About this exercise
Within the entries below, how many lines carry the word "피타고라스의"? State the number and stop.

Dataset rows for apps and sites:
——————————

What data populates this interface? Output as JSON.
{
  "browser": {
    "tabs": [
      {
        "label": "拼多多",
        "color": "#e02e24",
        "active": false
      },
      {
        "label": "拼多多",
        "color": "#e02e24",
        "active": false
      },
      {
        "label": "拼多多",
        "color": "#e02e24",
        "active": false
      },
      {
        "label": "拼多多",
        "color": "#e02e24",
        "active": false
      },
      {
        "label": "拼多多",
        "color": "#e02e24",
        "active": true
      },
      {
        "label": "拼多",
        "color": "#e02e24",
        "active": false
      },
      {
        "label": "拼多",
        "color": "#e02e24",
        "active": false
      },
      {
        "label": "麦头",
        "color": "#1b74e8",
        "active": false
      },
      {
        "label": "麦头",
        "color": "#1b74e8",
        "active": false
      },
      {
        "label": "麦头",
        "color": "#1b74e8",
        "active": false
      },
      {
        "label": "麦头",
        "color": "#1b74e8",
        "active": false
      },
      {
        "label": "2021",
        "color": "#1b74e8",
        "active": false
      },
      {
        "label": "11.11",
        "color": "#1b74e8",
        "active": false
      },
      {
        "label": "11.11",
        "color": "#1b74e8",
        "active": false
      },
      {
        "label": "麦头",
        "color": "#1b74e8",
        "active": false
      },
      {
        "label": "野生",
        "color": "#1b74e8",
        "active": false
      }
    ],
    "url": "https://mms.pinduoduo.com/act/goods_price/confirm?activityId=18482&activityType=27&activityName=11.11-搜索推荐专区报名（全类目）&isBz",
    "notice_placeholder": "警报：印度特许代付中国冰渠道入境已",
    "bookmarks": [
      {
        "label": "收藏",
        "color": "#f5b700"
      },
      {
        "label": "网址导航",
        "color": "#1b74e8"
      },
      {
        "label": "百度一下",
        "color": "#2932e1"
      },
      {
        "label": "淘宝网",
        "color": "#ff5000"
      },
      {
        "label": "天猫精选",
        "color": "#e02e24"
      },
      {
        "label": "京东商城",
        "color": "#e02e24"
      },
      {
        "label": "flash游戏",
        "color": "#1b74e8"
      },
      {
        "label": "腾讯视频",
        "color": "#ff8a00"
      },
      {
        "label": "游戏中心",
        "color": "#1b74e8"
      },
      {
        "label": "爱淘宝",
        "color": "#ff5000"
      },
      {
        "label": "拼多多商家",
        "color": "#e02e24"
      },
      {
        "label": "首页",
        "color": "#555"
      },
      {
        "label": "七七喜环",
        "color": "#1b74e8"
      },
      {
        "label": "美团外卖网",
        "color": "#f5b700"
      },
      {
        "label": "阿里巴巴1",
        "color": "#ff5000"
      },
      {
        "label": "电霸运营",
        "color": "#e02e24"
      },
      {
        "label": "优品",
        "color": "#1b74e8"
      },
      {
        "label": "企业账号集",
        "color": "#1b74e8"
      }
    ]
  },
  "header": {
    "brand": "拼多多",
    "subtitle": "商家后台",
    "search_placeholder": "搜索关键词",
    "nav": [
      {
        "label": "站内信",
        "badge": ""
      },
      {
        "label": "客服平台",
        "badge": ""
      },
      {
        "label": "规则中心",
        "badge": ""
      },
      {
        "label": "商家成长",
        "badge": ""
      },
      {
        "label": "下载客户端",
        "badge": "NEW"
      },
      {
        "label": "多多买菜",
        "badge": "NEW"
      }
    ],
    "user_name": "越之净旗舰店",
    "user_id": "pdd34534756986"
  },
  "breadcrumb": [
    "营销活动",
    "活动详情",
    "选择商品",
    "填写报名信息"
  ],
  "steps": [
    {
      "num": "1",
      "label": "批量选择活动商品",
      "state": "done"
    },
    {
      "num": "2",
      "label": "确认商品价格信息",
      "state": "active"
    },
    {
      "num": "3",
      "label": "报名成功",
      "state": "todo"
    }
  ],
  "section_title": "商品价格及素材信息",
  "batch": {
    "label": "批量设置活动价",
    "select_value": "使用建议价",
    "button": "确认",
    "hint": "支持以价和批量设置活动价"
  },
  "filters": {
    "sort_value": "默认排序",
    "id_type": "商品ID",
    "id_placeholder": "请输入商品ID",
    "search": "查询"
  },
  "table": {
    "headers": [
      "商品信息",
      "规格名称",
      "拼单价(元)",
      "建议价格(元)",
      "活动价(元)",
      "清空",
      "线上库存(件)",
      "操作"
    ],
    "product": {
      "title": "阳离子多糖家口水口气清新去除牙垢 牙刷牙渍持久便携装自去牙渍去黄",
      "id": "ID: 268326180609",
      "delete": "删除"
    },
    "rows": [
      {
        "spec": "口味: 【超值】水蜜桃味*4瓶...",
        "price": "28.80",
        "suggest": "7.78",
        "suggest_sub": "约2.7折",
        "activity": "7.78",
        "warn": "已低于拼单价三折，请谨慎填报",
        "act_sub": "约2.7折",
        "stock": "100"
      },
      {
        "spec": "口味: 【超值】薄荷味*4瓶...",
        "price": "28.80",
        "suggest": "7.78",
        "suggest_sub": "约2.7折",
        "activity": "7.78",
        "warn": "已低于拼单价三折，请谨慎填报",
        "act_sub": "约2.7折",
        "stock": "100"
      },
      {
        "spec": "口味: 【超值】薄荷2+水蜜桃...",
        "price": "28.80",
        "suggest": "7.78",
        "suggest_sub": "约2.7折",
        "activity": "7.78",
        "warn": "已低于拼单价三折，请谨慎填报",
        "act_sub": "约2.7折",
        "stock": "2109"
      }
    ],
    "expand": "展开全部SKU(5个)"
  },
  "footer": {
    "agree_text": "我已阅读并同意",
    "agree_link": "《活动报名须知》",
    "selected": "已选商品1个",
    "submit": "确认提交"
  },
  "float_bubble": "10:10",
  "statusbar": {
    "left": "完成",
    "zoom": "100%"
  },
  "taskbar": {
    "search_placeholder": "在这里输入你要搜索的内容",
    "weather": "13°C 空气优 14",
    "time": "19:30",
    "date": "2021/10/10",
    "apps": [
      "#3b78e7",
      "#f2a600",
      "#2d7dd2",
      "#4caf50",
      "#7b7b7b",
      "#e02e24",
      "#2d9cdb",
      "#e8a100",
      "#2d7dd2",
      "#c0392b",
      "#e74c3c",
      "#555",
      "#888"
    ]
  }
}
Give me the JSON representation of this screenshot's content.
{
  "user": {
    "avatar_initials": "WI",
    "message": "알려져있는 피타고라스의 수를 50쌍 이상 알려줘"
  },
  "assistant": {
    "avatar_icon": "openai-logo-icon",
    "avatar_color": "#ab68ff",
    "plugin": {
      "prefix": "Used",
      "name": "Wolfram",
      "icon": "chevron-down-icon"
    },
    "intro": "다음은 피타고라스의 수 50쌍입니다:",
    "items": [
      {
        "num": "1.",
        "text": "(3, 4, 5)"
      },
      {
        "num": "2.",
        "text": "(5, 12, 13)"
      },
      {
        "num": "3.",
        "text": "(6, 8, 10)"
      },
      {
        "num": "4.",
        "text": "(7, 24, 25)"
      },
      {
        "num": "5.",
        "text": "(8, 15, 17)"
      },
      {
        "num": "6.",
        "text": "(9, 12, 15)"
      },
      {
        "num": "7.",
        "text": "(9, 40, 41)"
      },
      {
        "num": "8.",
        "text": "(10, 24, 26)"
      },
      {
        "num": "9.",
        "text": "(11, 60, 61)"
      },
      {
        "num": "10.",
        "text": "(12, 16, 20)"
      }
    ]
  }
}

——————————

Result for this exercise
2